Please return every line of the records below that contains the word "into".
Given information section start
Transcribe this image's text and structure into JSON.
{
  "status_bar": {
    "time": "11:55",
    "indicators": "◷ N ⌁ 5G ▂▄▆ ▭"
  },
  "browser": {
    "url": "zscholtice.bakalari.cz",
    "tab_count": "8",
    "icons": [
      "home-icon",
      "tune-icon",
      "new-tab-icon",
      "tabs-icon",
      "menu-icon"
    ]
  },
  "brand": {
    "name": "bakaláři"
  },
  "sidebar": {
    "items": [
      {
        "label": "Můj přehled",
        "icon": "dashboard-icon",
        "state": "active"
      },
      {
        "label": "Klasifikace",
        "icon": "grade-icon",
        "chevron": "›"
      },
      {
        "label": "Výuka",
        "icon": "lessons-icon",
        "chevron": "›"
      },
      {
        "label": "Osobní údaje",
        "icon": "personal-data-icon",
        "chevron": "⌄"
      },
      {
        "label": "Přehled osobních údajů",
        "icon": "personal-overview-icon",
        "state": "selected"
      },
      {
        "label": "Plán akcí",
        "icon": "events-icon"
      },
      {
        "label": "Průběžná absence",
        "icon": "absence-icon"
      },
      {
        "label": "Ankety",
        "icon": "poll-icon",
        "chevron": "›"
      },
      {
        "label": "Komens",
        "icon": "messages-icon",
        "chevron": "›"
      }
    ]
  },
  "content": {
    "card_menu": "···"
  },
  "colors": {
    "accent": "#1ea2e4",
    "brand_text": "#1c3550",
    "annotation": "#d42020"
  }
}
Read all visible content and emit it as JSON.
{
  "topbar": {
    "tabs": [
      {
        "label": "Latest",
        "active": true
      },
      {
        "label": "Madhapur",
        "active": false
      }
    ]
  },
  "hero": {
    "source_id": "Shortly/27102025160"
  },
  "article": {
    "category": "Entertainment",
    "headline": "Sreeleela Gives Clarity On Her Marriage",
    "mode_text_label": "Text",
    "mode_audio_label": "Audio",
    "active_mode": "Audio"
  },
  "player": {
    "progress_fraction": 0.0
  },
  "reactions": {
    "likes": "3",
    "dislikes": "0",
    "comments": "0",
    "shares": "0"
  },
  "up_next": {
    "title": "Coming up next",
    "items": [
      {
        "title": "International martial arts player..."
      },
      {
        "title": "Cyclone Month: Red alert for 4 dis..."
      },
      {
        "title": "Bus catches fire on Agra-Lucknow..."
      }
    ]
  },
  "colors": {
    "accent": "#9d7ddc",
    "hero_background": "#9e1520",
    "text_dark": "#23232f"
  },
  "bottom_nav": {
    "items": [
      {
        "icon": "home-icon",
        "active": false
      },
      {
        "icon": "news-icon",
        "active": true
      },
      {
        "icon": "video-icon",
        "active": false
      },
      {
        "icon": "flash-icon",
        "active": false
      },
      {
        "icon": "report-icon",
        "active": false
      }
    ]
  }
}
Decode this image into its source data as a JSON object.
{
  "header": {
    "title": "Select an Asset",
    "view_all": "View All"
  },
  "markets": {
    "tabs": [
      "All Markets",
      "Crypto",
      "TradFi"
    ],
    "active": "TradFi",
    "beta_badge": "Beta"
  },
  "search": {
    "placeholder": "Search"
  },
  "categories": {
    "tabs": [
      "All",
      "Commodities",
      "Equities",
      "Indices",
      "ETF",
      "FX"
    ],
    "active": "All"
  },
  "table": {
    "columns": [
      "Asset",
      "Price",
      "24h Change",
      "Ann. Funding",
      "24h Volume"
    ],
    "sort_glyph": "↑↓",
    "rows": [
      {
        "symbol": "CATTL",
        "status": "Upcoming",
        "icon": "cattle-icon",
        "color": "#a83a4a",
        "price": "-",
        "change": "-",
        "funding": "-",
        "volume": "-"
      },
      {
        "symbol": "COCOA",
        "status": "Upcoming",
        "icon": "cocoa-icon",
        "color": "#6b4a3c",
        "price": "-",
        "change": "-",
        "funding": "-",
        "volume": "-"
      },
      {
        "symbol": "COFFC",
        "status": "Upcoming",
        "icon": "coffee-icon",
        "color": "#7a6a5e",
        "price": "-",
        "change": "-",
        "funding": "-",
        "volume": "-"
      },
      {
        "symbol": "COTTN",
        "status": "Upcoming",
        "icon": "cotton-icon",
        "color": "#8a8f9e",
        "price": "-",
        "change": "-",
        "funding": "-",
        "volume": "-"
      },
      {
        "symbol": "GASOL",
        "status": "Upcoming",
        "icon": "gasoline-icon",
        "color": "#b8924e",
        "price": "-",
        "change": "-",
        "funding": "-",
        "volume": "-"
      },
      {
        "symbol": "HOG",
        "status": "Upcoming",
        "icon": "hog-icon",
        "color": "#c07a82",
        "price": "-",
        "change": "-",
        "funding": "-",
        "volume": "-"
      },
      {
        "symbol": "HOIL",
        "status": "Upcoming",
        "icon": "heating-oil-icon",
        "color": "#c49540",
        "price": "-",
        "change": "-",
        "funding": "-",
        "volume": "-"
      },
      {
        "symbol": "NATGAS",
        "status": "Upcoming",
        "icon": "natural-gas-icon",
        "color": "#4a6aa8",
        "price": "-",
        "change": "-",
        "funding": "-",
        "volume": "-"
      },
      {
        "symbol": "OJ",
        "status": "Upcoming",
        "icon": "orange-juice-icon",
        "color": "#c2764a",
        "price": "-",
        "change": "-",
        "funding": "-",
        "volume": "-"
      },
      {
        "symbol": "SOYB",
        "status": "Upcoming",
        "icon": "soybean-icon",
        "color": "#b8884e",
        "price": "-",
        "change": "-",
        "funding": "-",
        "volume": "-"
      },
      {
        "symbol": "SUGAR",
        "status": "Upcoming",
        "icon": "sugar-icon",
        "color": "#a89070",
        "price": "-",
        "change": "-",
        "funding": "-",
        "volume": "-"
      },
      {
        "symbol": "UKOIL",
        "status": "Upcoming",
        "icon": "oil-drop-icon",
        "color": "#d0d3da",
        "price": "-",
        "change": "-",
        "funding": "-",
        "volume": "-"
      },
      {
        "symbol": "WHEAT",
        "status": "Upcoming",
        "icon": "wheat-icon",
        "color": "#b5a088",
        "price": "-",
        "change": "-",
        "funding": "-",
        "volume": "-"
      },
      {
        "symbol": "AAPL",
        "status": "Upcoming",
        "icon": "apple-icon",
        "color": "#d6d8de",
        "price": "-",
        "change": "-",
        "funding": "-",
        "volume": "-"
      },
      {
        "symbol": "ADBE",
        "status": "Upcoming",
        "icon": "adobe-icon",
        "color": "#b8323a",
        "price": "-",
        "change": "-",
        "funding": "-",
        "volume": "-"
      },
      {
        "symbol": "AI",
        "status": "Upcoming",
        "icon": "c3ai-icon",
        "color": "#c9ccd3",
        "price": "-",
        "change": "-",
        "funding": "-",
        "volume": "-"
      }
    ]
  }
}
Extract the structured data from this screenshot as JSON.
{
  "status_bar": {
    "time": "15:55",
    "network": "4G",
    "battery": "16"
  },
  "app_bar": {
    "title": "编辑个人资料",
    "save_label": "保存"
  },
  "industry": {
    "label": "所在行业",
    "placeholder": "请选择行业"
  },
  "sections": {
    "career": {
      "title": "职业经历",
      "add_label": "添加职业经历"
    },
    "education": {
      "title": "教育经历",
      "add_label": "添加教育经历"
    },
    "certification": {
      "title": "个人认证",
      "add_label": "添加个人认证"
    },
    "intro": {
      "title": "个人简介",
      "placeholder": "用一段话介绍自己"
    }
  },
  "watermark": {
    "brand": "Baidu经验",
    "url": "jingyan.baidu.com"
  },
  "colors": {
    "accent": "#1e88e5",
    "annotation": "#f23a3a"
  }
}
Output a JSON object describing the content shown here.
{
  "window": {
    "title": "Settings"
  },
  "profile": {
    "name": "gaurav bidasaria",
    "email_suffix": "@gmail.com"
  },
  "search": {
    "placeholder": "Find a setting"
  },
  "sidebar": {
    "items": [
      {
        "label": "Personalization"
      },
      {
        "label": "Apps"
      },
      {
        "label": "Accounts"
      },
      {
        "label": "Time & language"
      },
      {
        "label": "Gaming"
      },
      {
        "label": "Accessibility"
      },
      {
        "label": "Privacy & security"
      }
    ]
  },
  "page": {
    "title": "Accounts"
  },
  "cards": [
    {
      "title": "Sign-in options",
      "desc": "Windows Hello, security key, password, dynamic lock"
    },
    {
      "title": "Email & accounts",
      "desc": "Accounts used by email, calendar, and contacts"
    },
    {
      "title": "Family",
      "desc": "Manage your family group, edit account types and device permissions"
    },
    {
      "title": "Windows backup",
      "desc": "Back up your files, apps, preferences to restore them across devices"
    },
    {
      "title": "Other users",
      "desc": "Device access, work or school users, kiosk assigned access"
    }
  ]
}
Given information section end
▶ Answer space
Transcribe this image's text and structure into JSON.
Decode this image into its source data as a JSON object.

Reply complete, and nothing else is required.